Exercise details: Without pictures, retype the following entries exactly.

Component data from apps and pages:
*** Begin section ***

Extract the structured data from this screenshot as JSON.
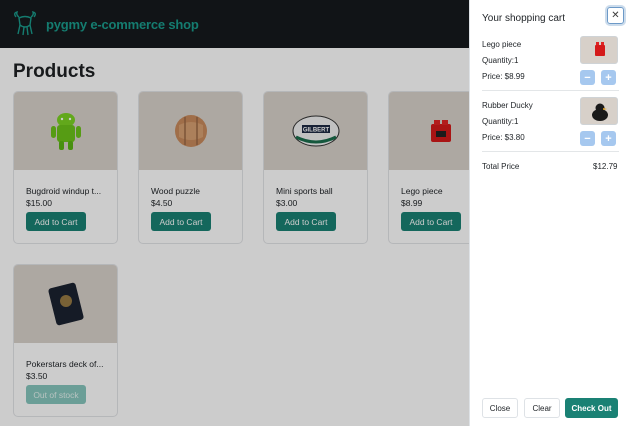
{
  "navbar": {
    "brand": "pygmy e-commerce shop",
    "logo_icon": "goat-logo-icon"
  },
  "page": {
    "title": "Products"
  },
  "products": [
    {
      "name": "Bugdroid windup t...",
      "price": "$15.00",
      "button": "Add to Cart",
      "image": "green-robot-toy"
    },
    {
      "name": "Wood puzzle",
      "price": "$4.50",
      "button": "Add to Cart",
      "image": "wood-puzzle-ball"
    },
    {
      "name": "Mini sports ball",
      "price": "$3.00",
      "button": "Add to Cart",
      "image": "rugby-ball"
    },
    {
      "name": "Lego piece",
      "price": "$8.99",
      "button": "Add to Cart",
      "image": "red-lego-brick"
    },
    {
      "name": "Pokerstars deck of...",
      "price": "$3.50",
      "button": "Out of stock",
      "image": "card-deck"
    }
  ],
  "cart": {
    "title": "Your shopping cart",
    "close_icon": "close-icon",
    "items": [
      {
        "name": "Lego piece",
        "quantity": "Quantity:1",
        "price": "Price: $8.99",
        "minus": "−",
        "plus": "+"
      },
      {
        "name": "Rubber Ducky",
        "quantity": "Quantity:1",
        "price": "Price: $3.80",
        "minus": "−",
        "plus": "+"
      }
    ],
    "total_label": "Total Price",
    "total_value": "$12.79",
    "buttons": {
      "close": "Close",
      "clear": "Clear",
      "checkout": "Check Out"
    }
  },
  "colors": {
    "accent": "#1a8174",
    "brand": "#1a9c8c",
    "navbar": "#16191d"
  }
}
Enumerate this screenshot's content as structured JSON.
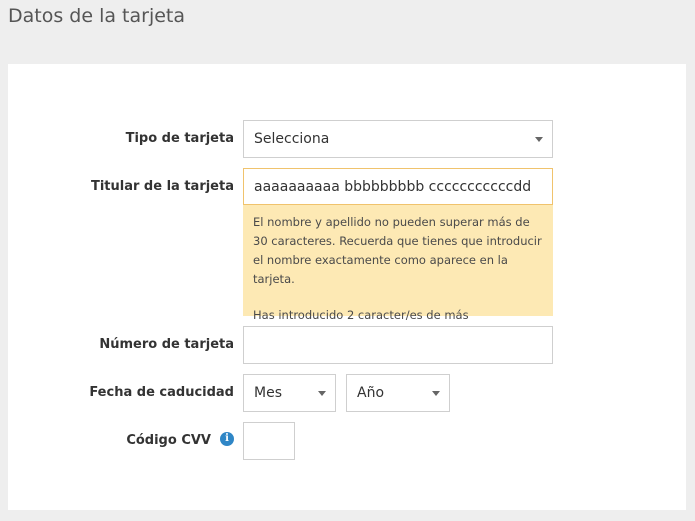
{
  "section": {
    "title": "Datos de la tarjeta"
  },
  "form": {
    "card_type": {
      "label": "Tipo de tarjeta",
      "selected": "Selecciona"
    },
    "holder": {
      "label": "Titular de la tarjeta",
      "value": "aaaaaaaaaa bbbbbbbbb cccccccccccdd",
      "notice": {
        "message": "El nombre y apellido no pueden superar más de 30 caracteres. Recuerda que tienes que introducir el nombre exactamente como aparece en la tarjeta.",
        "error": "Has introducido 2 caracter/es de más"
      }
    },
    "card_number": {
      "label": "Número de tarjeta",
      "value": ""
    },
    "expiry": {
      "label": "Fecha de caducidad",
      "month_selected": "Mes",
      "year_selected": "Año"
    },
    "cvv": {
      "label": "Código CVV",
      "info_icon": "info-icon",
      "value": ""
    }
  },
  "colors": {
    "background": "#eeeeee",
    "panel": "#ffffff",
    "notice_bg": "#fde9b4",
    "notice_border": "#f0c36d",
    "info_icon": "#2f86c6"
  }
}
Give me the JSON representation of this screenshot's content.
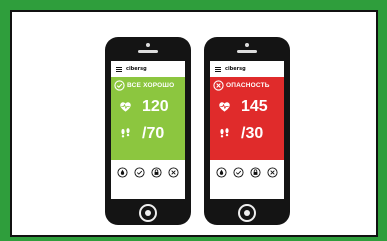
{
  "phones": [
    {
      "brand": "cibersg",
      "status_label": "ВСЕ ХОРОШО",
      "status_icon": "check-circle-icon",
      "status_color": "#8cc63f",
      "heart_rate": "120",
      "steps": "/70",
      "actions": [
        "drop-icon",
        "check-circle-icon",
        "lock-icon",
        "close-circle-icon"
      ]
    },
    {
      "brand": "cibersg",
      "status_label": "ОПАСНОСТЬ",
      "status_icon": "close-circle-icon",
      "status_color": "#e02b2b",
      "heart_rate": "145",
      "steps": "/30",
      "actions": [
        "drop-icon",
        "check-circle-icon",
        "lock-icon",
        "close-circle-icon"
      ]
    }
  ]
}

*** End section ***

Solution to this exercise:
Extract the structured data from this screenshot as JSON.
{
  "navbar": {
    "brand": "pygmy e-commerce shop",
    "logo_icon": "goat-logo-icon"
  },
  "page": {
    "title": "Products"
  },
  "products": [
    {
      "name": "Bugdroid windup t...",
      "price": "$15.00",
      "button": "Add to Cart",
      "image": "green-robot-toy"
    },
    {
      "name": "Wood puzzle",
      "price": "$4.50",
      "button": "Add to Cart",
      "image": "wood-puzzle-ball"
    },
    {
      "name": "Mini sports ball",
      "price": "$3.00",
      "button": "Add to Cart",
      "image": "rugby-ball"
    },
    {
      "name": "Lego piece",
      "price": "$8.99",
      "button": "Add to Cart",
      "image": "red-lego-brick"
    },
    {
      "name": "Pokerstars deck of...",
      "price": "$3.50",
      "button": "Out of stock",
      "image": "card-deck"
    }
  ],
  "cart": {
    "title": "Your shopping cart",
    "close_icon": "close-icon",
    "items": [
      {
        "name": "Lego piece",
        "quantity": "Quantity:1",
        "price": "Price: $8.99",
        "minus": "−",
        "plus": "+"
      },
      {
        "name": "Rubber Ducky",
        "quantity": "Quantity:1",
        "price": "Price: $3.80",
        "minus": "−",
        "plus": "+"
      }
    ],
    "total_label": "Total Price",
    "total_value": "$12.79",
    "buttons": {
      "close": "Close",
      "clear": "Clear",
      "checkout": "Check Out"
    }
  },
  "colors": {
    "accent": "#1a8174",
    "brand": "#1a9c8c",
    "navbar": "#16191d"
  }
}
Enumerate this screenshot's content as structured JSON.
{
  "section": {
    "title": "Datos de la tarjeta"
  },
  "form": {
    "card_type": {
      "label": "Tipo de tarjeta",
      "selected": "Selecciona"
    },
    "holder": {
      "label": "Titular de la tarjeta",
      "value": "aaaaaaaaaa bbbbbbbbb cccccccccccdd",
      "notice": {
        "message": "El nombre y apellido no pueden superar más de 30 caracteres. Recuerda que tienes que introducir el nombre exactamente como aparece en la tarjeta.",
        "error": "Has introducido 2 caracter/es de más"
      }
    },
    "card_number": {
      "label": "Número de tarjeta",
      "value": ""
    },
    "expiry": {
      "label": "Fecha de caducidad",
      "month_selected": "Mes",
      "year_selected": "Año"
    },
    "cvv": {
      "label": "Código CVV",
      "info_icon": "info-icon",
      "value": ""
    }
  },
  "colors": {
    "background": "#eeeeee",
    "panel": "#ffffff",
    "notice_bg": "#fde9b4",
    "notice_border": "#f0c36d",
    "info_icon": "#2f86c6"
  }
}
Give me the JSON representation of this screenshot's content.
{
  "phones": [
    {
      "brand": "cibersg",
      "status_label": "ВСЕ ХОРОШО",
      "status_icon": "check-circle-icon",
      "status_color": "#8cc63f",
      "heart_rate": "120",
      "steps": "/70",
      "actions": [
        "drop-icon",
        "check-circle-icon",
        "lock-icon",
        "close-circle-icon"
      ]
    },
    {
      "brand": "cibersg",
      "status_label": "ОПАСНОСТЬ",
      "status_icon": "close-circle-icon",
      "status_color": "#e02b2b",
      "heart_rate": "145",
      "steps": "/30",
      "actions": [
        "drop-icon",
        "check-circle-icon",
        "lock-icon",
        "close-circle-icon"
      ]
    }
  ]
}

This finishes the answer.